Brussels / 1 & 2 February 2020


Building a Web App that Doesn’t Trust the Server

Securing ProtonMail

How do you know WhatsApp Web isn’t spying on your messages, despite the end-to-end encryption? Why did Signal decide to build a desktop application instead of a web app?

Open Source clients are a necessary, but unfortunately not sufficient, requirement for guaranteeing privacy. This talk explores two other issues: how to securely deliver that source code, and how to securely deliver the encryption keys that users use to communicate. It also presents our proposed solutions to these problems.

At ProtonMail, we’re aiming to build a web application that gives users the guarantee that we are physically unable to read their email, even if we wanted to. This comes with a set of challenges: how can the user trust the source code that comes from the server (without reading it each time), and how can the user trust the public keys that they receive (without hosting key signing parties, however fun they may be :)).
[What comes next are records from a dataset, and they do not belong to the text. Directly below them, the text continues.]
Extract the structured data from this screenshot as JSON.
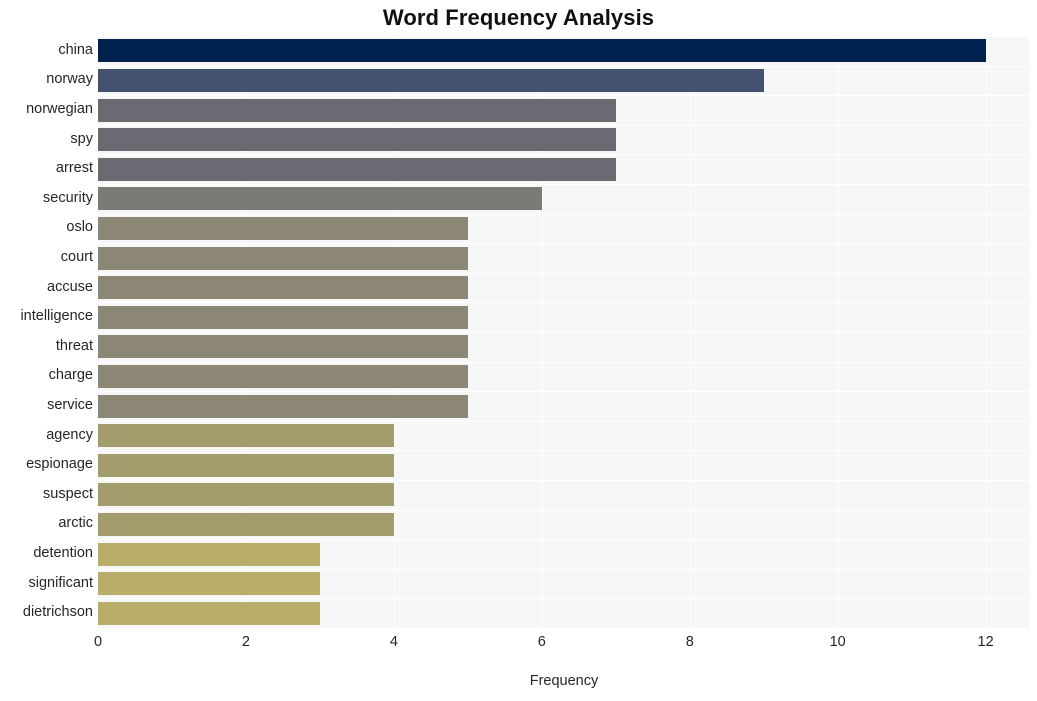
{
  "chart_data": {
    "type": "bar",
    "orientation": "horizontal",
    "title": "Word Frequency Analysis",
    "xlabel": "Frequency",
    "ylabel": "",
    "categories": [
      "china",
      "norway",
      "norwegian",
      "spy",
      "arrest",
      "security",
      "oslo",
      "court",
      "accuse",
      "intelligence",
      "threat",
      "charge",
      "service",
      "agency",
      "espionage",
      "suspect",
      "arctic",
      "detention",
      "significant",
      "dietrichson"
    ],
    "values": [
      12,
      9,
      7,
      7,
      7,
      6,
      5,
      5,
      5,
      5,
      5,
      5,
      5,
      4,
      4,
      4,
      4,
      3,
      3,
      3
    ],
    "bar_colors": [
      "#00224e",
      "#44516f",
      "#6a6a72",
      "#6a6a72",
      "#6a6a72",
      "#7b7a75",
      "#8c8775",
      "#8c8775",
      "#8c8775",
      "#8c8775",
      "#8c8775",
      "#8c8775",
      "#8c8775",
      "#a39d6e",
      "#a39d6e",
      "#a39d6e",
      "#a39d6e",
      "#b9ad6a",
      "#b9ad6a",
      "#b9ad6a"
    ],
    "xlim": [
      0,
      12.6
    ],
    "xticks": [
      0,
      2,
      4,
      6,
      8,
      10,
      12
    ],
    "xtick_labels": [
      "0",
      "2",
      "4",
      "6",
      "8",
      "10",
      "12"
    ],
    "grid": true,
    "grid_color": "#ffffff",
    "plot_background": "#f7f7f7",
    "legend": null
  }
}
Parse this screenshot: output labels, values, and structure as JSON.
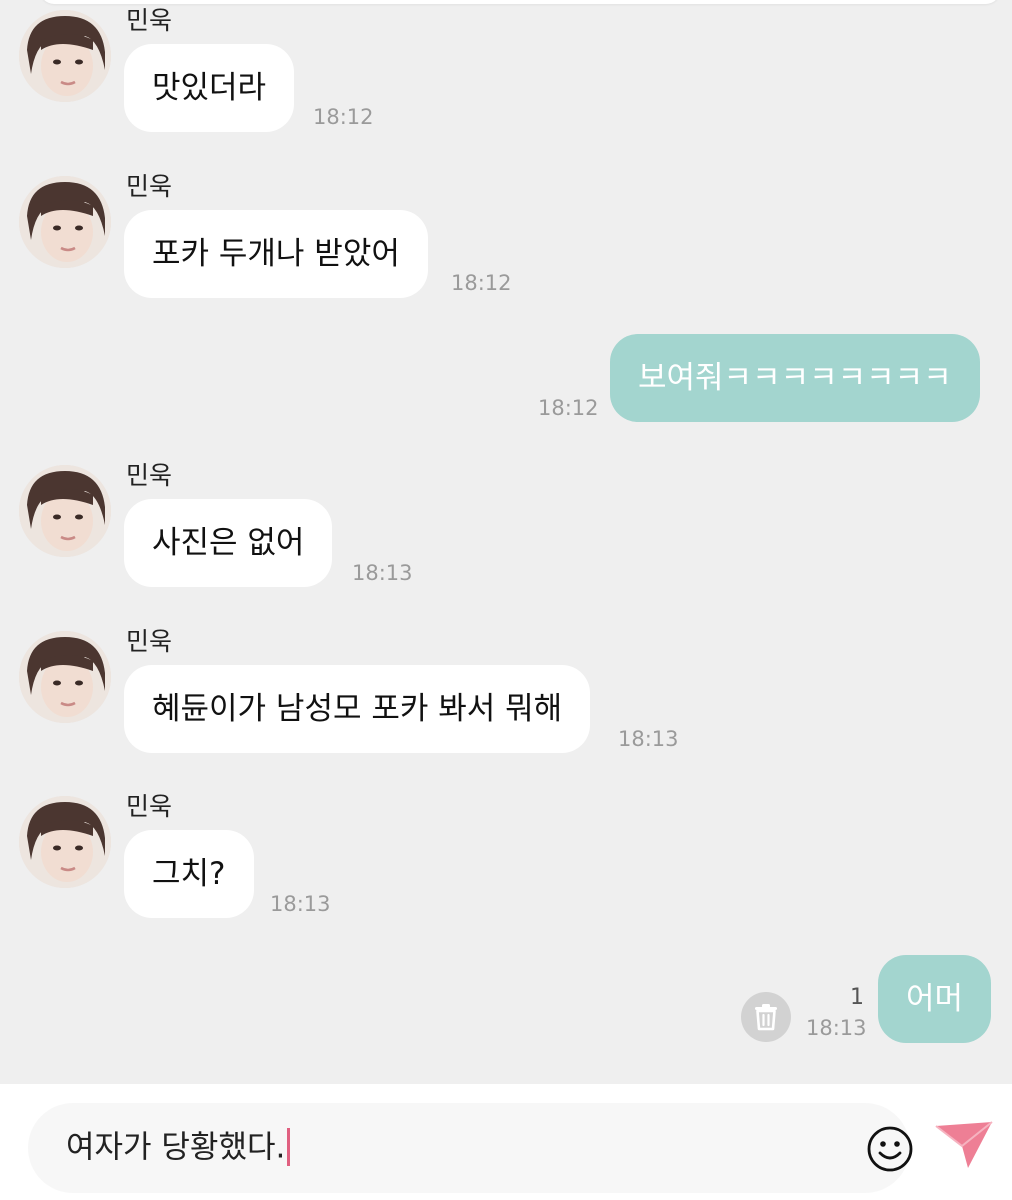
{
  "colors": {
    "background": "#efefef",
    "incoming_bubble": "#ffffff",
    "outgoing_bubble": "#a3d5cf",
    "send_icon": "#ee7f95",
    "caret": "#e06080"
  },
  "messages": [
    {
      "direction": "in",
      "sender": "민욱",
      "text": "맛있더라",
      "time": "18:12"
    },
    {
      "direction": "in",
      "sender": "민욱",
      "text": "포카 두개나 받았어",
      "time": "18:12"
    },
    {
      "direction": "out",
      "text": "보여줘ㅋㅋㅋㅋㅋㅋㅋㅋ",
      "time": "18:12"
    },
    {
      "direction": "in",
      "sender": "민욱",
      "text": "사진은 없어",
      "time": "18:13"
    },
    {
      "direction": "in",
      "sender": "민욱",
      "text": "혜듄이가 남성모 포카 봐서 뭐해",
      "time": "18:13"
    },
    {
      "direction": "in",
      "sender": "민욱",
      "text": "그치?",
      "time": "18:13"
    },
    {
      "direction": "out",
      "text": "어머",
      "time": "18:13",
      "unread": "1",
      "delete_icon": "trash-icon"
    }
  ],
  "composer": {
    "input_value": "여자가 당황했다.",
    "emoji_icon": "smiley-icon",
    "send_icon": "paper-plane-icon"
  }
}
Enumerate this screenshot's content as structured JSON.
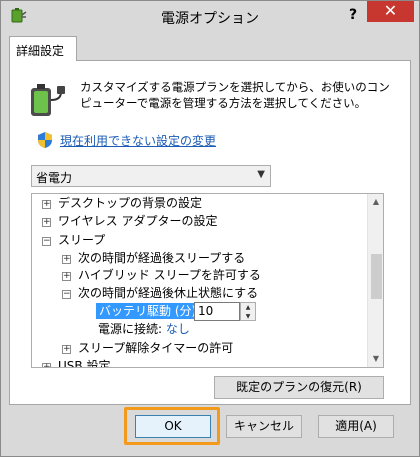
{
  "window": {
    "title": "電源オプション",
    "help": "?",
    "close": "✕"
  },
  "tab": {
    "label": "詳細設定"
  },
  "description": "カスタマイズする電源プランを選択してから、お使いのコンピューターで電源を管理する方法を選択してください。",
  "change_link": "現在利用できない設定の変更",
  "plan_select": {
    "value": "省電力"
  },
  "tree": {
    "items": [
      {
        "label": "デスクトップの背景の設定",
        "state": "collapsed"
      },
      {
        "label": "ワイヤレス アダプターの設定",
        "state": "collapsed"
      },
      {
        "label": "スリープ",
        "state": "expanded"
      },
      {
        "label": "次の時間が経過後スリープする",
        "state": "collapsed"
      },
      {
        "label": "ハイブリッド スリープを許可する",
        "state": "collapsed"
      },
      {
        "label": "次の時間が経過後休止状態にする",
        "state": "expanded"
      },
      {
        "label": "スリープ解除タイマーの許可",
        "state": "collapsed"
      },
      {
        "label": "USB 設定",
        "state": "collapsed"
      }
    ],
    "battery_label": "バッテリ駆動 (分):",
    "battery_value": "10",
    "ac_label": "電源に接続:",
    "ac_value": "なし"
  },
  "buttons": {
    "restore": "既定のプランの復元(R)",
    "ok": "OK",
    "cancel": "キャンセル",
    "apply": "適用(A)"
  },
  "colors": {
    "accent": "#3399ff",
    "link": "#1a5bb5",
    "close": "#c7372f",
    "focus": "#f39a1d"
  },
  "icons": [
    "power-plan-icon",
    "battery-plug-icon",
    "uac-shield-icon",
    "chevron-down-icon",
    "plus-icon",
    "minus-icon",
    "arrow-up-icon",
    "arrow-down-icon"
  ]
}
We currently support self-hosting, and manual key verification and pinning as solutions to these issues, respectively. However, these are highly manual solutions. This talk will present two projects we’ve been working on to provide privacy guarantees without requiring any action: Source Code Transparency and Key Transparency.

Finally, we’ll also briefly discuss what kind of APIs we could add to browsers to make it easier to develop web apps that don’t trust the server.


Daniel Huigens